Beet Storage Rot

The following article is from The Great Soviet Encyclopedia (1979). It might be outdated or ideologically biased.

Beet Storage Rot

 

a dangerous disease of the beet root during storage, caused by various fungi and bacteria. Most often the sick plants develop a white downy film that turns gray or pinkish (yellowish) white; on dried roots the film is often greenish black. The internal tissues grow soft and dark, although sometimes the color does not change. Infection by Mucorales and saprophytic fungi and bacteria causes alcohol fermentation and other types of fermentation, accompanied by unpleasant smells.

Storage rot affects small and old roots more strongly. Thedisease is intensified by such factors as unfavorable conditions inthe beet’s mineral intake during its vegetation period, weakeningof the plants by disease and pests, freezing and drying, and mechanical damage to the roots. Infected roots usually becomeunfit for any use. Control measures include the use of beet typesresistant to storage rot, high-level beet agrotechnology, correctstorage, and prevention of freezing, drying, or mechanical dam-age.

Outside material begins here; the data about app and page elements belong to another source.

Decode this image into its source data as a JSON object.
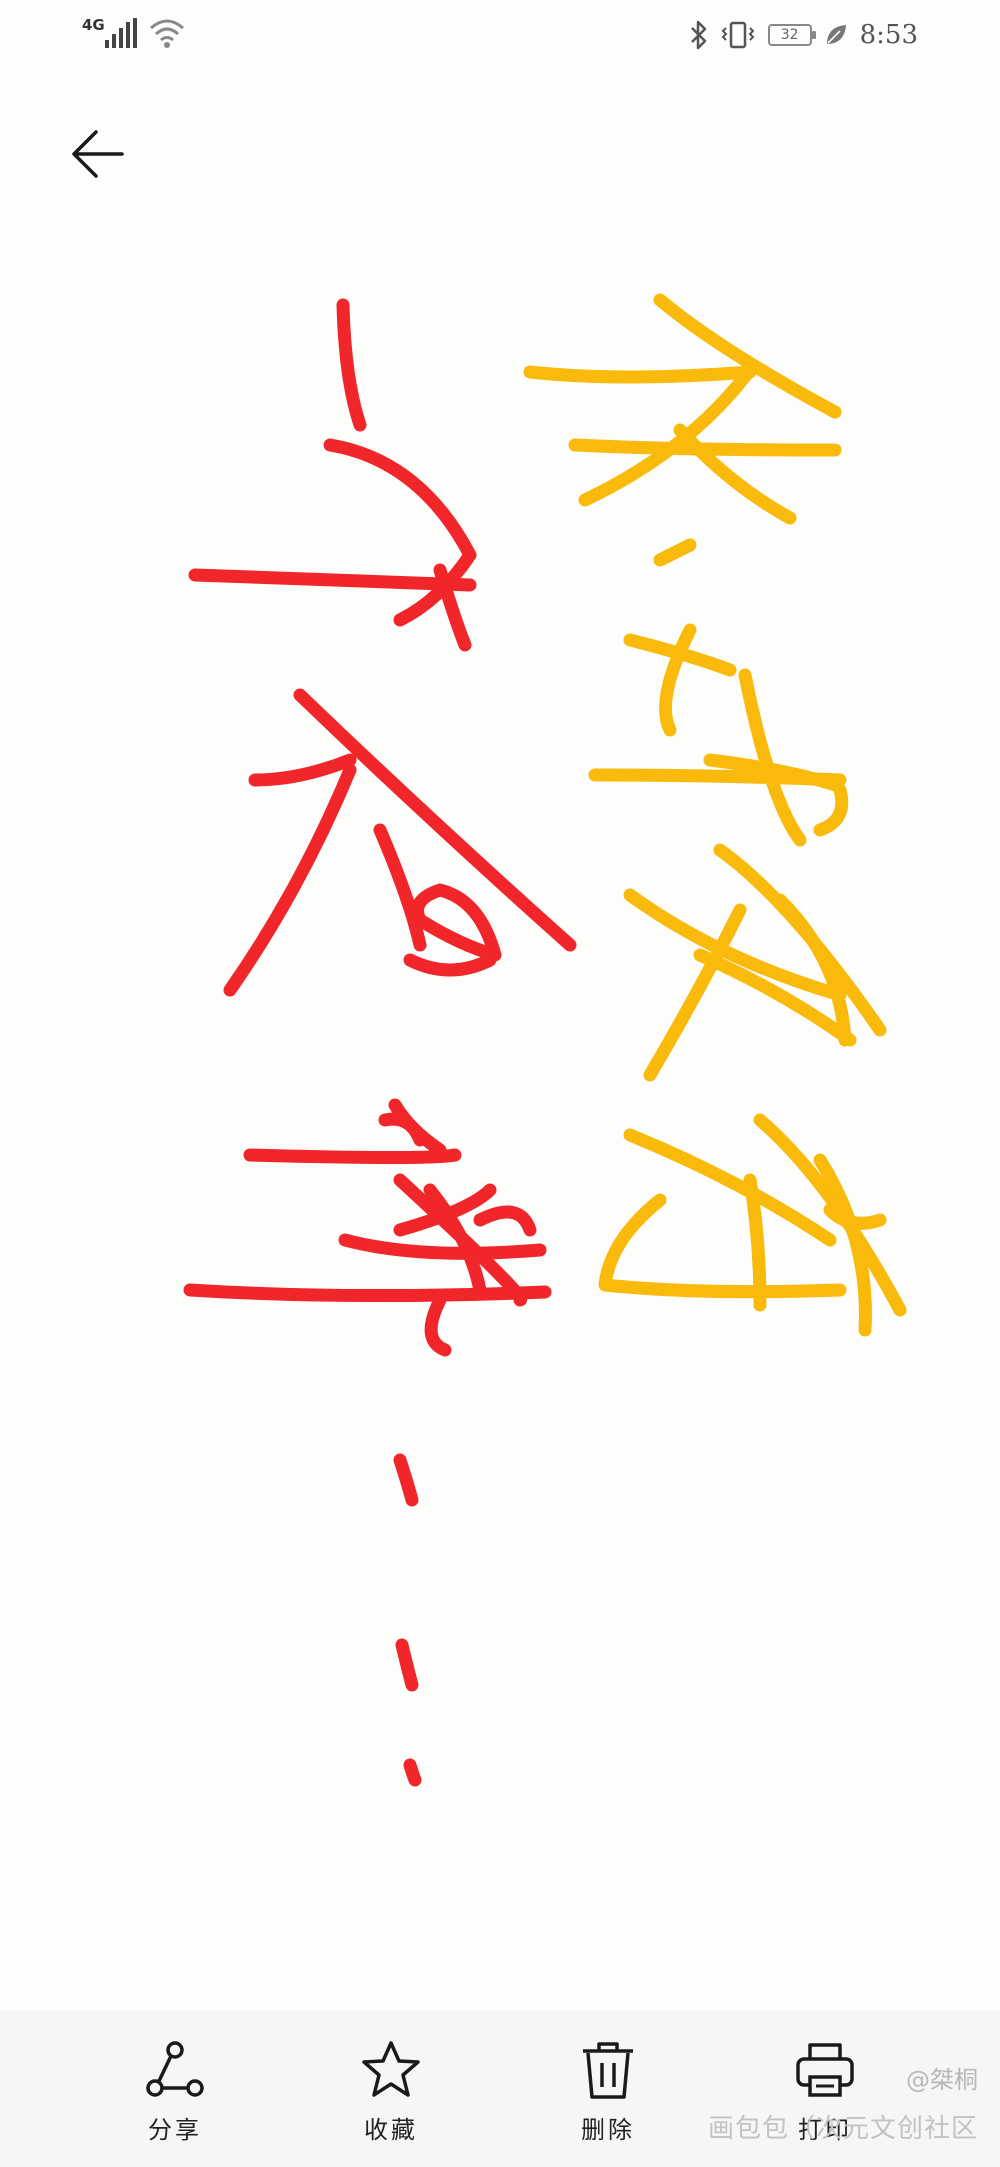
{
  "status_bar": {
    "network_type": "4G",
    "battery_level": "32",
    "time": "8:53"
  },
  "navigation": {
    "back_icon": "arrow-left-icon"
  },
  "toolbar": {
    "items": [
      {
        "label": "分享",
        "icon": "share-icon"
      },
      {
        "label": "收藏",
        "icon": "star-icon"
      },
      {
        "label": "删除",
        "icon": "trash-icon"
      },
      {
        "label": "打印",
        "icon": "printer-icon"
      }
    ]
  },
  "watermark": {
    "handle": "@桀桐",
    "site": "画包包（次元文创社区"
  },
  "colors": {
    "handwriting_yellow": "#F9BA0C",
    "handwriting_red": "#F0262B",
    "background": "#FDFDFC",
    "toolbar_bg": "#F6F6F6",
    "icon": "#1A1A1A"
  }
}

M. S. DUNIN

The Great Soviet Encyclopedia, 3rd Edition (1970-1979). © 2010 The Gale Group, Inc. All rights reserved.